Below you will find a set of lines. Repeat them all exactly.
(Source data Opens)
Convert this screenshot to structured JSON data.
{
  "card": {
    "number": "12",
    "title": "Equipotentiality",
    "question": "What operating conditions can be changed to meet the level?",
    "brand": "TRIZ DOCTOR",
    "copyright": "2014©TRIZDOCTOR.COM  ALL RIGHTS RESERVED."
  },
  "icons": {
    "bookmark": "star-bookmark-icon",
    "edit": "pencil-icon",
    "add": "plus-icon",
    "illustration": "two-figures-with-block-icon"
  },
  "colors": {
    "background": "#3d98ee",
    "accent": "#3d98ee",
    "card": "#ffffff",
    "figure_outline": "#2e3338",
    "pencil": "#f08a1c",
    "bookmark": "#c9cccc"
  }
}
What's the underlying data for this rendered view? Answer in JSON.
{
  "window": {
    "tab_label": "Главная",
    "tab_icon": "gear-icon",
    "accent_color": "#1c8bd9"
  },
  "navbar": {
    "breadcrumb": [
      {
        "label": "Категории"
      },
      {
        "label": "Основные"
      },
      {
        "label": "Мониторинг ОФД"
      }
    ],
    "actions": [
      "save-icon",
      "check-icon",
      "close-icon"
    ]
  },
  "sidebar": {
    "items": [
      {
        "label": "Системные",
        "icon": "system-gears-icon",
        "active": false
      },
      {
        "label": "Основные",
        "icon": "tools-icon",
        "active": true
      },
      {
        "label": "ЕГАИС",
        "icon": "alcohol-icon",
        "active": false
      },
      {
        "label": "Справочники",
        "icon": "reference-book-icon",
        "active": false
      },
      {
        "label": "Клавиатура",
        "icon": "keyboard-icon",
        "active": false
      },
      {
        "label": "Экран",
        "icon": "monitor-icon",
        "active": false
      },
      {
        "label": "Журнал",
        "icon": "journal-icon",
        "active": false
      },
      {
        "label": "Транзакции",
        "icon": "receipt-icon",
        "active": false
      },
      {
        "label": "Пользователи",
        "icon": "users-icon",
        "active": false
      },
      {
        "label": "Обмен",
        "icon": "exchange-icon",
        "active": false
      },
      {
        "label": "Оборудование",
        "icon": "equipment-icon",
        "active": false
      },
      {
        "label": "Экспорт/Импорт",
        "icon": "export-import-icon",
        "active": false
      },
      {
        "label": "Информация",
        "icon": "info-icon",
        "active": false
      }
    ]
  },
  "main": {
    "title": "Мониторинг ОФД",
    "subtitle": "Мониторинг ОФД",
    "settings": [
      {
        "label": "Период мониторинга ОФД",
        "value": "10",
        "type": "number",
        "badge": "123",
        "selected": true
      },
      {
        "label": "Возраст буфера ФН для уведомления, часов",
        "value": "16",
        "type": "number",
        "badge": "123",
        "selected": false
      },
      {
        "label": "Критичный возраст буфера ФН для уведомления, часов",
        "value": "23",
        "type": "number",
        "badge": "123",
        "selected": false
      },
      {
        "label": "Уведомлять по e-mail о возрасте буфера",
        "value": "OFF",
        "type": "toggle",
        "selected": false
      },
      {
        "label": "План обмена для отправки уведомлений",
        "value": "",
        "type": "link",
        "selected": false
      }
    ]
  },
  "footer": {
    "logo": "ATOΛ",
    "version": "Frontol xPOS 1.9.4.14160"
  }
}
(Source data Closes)
* **Answer for this exercise**
Convert this screenshot to structured JSON data.
{
  "card": {
    "number": "12",
    "title": "Equipotentiality",
    "question": "What operating conditions can be changed to meet the level?",
    "brand": "TRIZ DOCTOR",
    "copyright": "2014©TRIZDOCTOR.COM  ALL RIGHTS RESERVED."
  },
  "icons": {
    "bookmark": "star-bookmark-icon",
    "edit": "pencil-icon",
    "add": "plus-icon",
    "illustration": "two-figures-with-block-icon"
  },
  "colors": {
    "background": "#3d98ee",
    "accent": "#3d98ee",
    "card": "#ffffff",
    "figure_outline": "#2e3338",
    "pencil": "#f08a1c",
    "bookmark": "#c9cccc"
  }
}
What's the underlying data for this rendered view? Answer in JSON.
{
  "window": {
    "tab_label": "Главная",
    "tab_icon": "gear-icon",
    "accent_color": "#1c8bd9"
  },
  "navbar": {
    "breadcrumb": [
      {
        "label": "Категории"
      },
      {
        "label": "Основные"
      },
      {
        "label": "Мониторинг ОФД"
      }
    ],
    "actions": [
      "save-icon",
      "check-icon",
      "close-icon"
    ]
  },
  "sidebar": {
    "items": [
      {
        "label": "Системные",
        "icon": "system-gears-icon",
        "active": false
      },
      {
        "label": "Основные",
        "icon": "tools-icon",
        "active": true
      },
      {
        "label": "ЕГАИС",
        "icon": "alcohol-icon",
        "active": false
      },
      {
        "label": "Справочники",
        "icon": "reference-book-icon",
        "active": false
      },
      {
        "label": "Клавиатура",
        "icon": "keyboard-icon",
        "active": false
      },
      {
        "label": "Экран",
        "icon": "monitor-icon",
        "active": false
      },
      {
        "label": "Журнал",
        "icon": "journal-icon",
        "active": false
      },
      {
        "label": "Транзакции",
        "icon": "receipt-icon",
        "active": false
      },
      {
        "label": "Пользователи",
        "icon": "users-icon",
        "active": false
      },
      {
        "label": "Обмен",
        "icon": "exchange-icon",
        "active": false
      },
      {
        "label": "Оборудование",
        "icon": "equipment-icon",
        "active": false
      },
      {
        "label": "Экспорт/Импорт",
        "icon": "export-import-icon",
        "active": false
      },
      {
        "label": "Информация",
        "icon": "info-icon",
        "active": false
      }
    ]
  },
  "main": {
    "title": "Мониторинг ОФД",
    "subtitle": "Мониторинг ОФД",
    "settings": [
      {
        "label": "Период мониторинга ОФД",
        "value": "10",
        "type": "number",
        "badge": "123",
        "selected": true
      },
      {
        "label": "Возраст буфера ФН для уведомления, часов",
        "value": "16",
        "type": "number",
        "badge": "123",
        "selected": false
      },
      {
        "label": "Критичный возраст буфера ФН для уведомления, часов",
        "value": "23",
        "type": "number",
        "badge": "123",
        "selected": false
      },
      {
        "label": "Уведомлять по e-mail о возрасте буфера",
        "value": "OFF",
        "type": "toggle",
        "selected": false
      },
      {
        "label": "План обмена для отправки уведомлений",
        "value": "",
        "type": "link",
        "selected": false
      }
    ]
  },
  "footer": {
    "logo": "ATOΛ",
    "version": "Frontol xPOS 1.9.4.14160"
  }
}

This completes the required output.